HANCOCK COUNTY — Her name was Lyndsey Nicole Denney, and she died from a drug overdose — heroin and fentanyl — on July 19.

The Greenfield native was only 20 years old. Far too young to really branch out into the world to make a real difference capitalizing on her outgoing, vivacious and funny personality. While those who knew her say she was an introvert, she was also introspective, they say.

Her downfall? She was addicted to drugs. A simple sampling of marijuana grew into a thirst for more powerful substances, and the addiction took over..

“Lyndsey was adorable, absolutely gorgeous and she could have done anything she wanted had she not gotten into drugs,” her mother, Tonjia Hullinger Denney, said.

Lyndsey’s life will be recognized this weekend, Saturday, Sept. 26, during the sixth annual Recovery Walk. The fundraising event takes place starting in the Hancock County Courthouse Plaza. Registration for the walk starts around 8:30 a.m, with opening ceremonies at 10 a.m. The walk is set for 10:30 a.m.

The event is put together by The Landing Place, 18 W. South Street, Greenfield. The nonprofit, founded in 2013, provides a safe place to give at-risk teens hope and real-life strategies and principles to get their lives on track.

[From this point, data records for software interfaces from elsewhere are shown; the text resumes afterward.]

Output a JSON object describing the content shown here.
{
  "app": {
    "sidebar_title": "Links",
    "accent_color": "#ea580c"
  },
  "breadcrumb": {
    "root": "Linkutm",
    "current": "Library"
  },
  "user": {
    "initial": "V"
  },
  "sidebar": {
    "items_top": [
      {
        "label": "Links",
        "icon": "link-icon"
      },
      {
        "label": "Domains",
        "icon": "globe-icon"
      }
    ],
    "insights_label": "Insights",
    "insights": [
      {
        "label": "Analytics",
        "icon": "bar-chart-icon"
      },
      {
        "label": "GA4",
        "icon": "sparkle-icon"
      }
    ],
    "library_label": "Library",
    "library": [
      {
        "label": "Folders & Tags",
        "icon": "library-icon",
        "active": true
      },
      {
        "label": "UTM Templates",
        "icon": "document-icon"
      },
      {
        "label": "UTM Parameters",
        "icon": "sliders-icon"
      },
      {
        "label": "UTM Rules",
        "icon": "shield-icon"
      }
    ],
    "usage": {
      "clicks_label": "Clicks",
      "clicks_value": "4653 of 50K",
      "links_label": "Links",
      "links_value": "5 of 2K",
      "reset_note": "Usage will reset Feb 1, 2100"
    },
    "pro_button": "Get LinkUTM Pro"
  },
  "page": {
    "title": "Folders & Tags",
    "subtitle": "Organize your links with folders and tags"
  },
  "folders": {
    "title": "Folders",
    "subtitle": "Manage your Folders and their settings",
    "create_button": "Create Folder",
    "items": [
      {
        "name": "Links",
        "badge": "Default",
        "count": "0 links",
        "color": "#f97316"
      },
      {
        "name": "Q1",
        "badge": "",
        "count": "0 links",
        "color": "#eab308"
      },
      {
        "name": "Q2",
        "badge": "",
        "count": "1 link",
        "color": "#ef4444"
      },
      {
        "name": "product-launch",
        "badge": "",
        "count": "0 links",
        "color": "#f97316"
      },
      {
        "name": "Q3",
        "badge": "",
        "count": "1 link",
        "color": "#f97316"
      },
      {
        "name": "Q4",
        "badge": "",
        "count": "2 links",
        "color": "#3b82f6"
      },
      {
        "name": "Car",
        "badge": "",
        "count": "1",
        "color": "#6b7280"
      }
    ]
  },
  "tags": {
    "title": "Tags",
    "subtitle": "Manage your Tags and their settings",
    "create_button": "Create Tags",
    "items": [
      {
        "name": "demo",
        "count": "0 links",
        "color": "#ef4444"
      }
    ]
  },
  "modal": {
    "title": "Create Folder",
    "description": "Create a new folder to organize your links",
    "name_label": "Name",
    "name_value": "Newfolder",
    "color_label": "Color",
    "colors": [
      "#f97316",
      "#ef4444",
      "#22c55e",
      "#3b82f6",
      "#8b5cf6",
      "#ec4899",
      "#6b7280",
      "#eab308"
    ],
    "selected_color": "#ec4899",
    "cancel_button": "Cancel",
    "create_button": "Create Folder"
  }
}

Struggling when her own daughter suffered from substance abuse, Linda Ostewig was instrumental in opening The Landing Place. She wanted to provide a safe and supportive environment for young people and created a “coffee house” atmosphere that includes no-cost programming to help teens with their hurts, habits and hang-ups.

Every Wednesday, the doors open and a dinner takes place at 6 p.m. Each week, the students get to hear a lesson or testimony and then take part in small groups to work on individual issues. They also offer a 24-hour Crisis Intervention Hotline, a family support group and individual counseling services.

The Landing Place has a partnership with the Talitha Koum Women’s Recovery House, where woman who are recovering from addiction can stay. That’s where officials first met Lyndsey.

“She came to us when she was 19 and was with us for 90 days, and she turned 20 when she was in the house,” Ostewig said. “We got really close to her.”

Officials there wanted Lyndsey to stay longer than the slated 90 days, and so did her parents. But after the court-mandated heroin protocol was completed, she was allowed to leave.

“While she was there she worked to get better, but she really needed to stay longer, but she wanted to leave,”  Ostewig said. “When we heard we’d lost her to an overdose, it was devastating.”

Prosecutor Brent Eaton keeps people like Lyndsey in mind when he thinks about the importance of recovery programs and events like the Recovery Walk that support them. Eaton, who has served on the board of The Landing Place for the past five years, believes they are making a difference.

“Because in large part young people who are without community support or hope are more likely to succumb to addiction and substance abuse,” Eaton said. “People that are hopeful for the future with solid support networks are less likely to engage in that type of behavior.”

Eaton cited a letter from a teen who has spent time at The Landing Place who thanked the board for caring.

“It’s heartbreaking to see so many needing help,” the teen wrote, “but, I’m so glad to be a part of something so amazing. I appreciate every single thing you guys do for us.”

Eaton believes the Recovery Walk, along with drug court, heroin protocol and the relationships the county has with Progress House and Dove House — other recovery houses in the area — have made a substantial difference in the community.

“Collectively, they have had the effect of recognizing that while substance abuse is and remains the primary driver of criminal behavior, treatment for substance abuse can be effective creating a safer community,” Eaton said.

While Lyndsey’s mom thinks the county programs being offered to troubled teens are helpful, she doesn’t feel 90 days is enough time for the treatment program. Denney would love to see a larger commitment from county officials to help addicts.

“I think the courts should mandate a year,” Denney said. “Lyndsey could have recovered if she just would have had more time.”

Denney’s daughter, like many addicts, struggled when she became sober, refusing to give up her past life and the friends associated with her drug issues, her mother said.

“I don’t think she was getting the true mental help she needed,” Denney said.

Ostewig noted county programs are helping addicts and they’ve come a long way, but there is more to do. The Recovery Walk is one of the things that can bring awareness to the issue, and that’s key, she said, in combating addiction.

“We’re fortunate our law enforcement and county officials are on board and see the need,” Ostewig said. “I see us growing, but we always seem to lose a life, and that’s the sobering part.”

Leaders said everyone is invited to Saturday’s event, even those who can’t afford to pay to take part in the walk. There will be informational booths and officials on hand to help families seeking information on addiction. Judge Scott Sirk, who oversees the county’s drug court program, is slated to speak. Plus, community members will have a chance to plunge Eaton into a dunk tank.

Courtesy of Greenfield Daily Reporter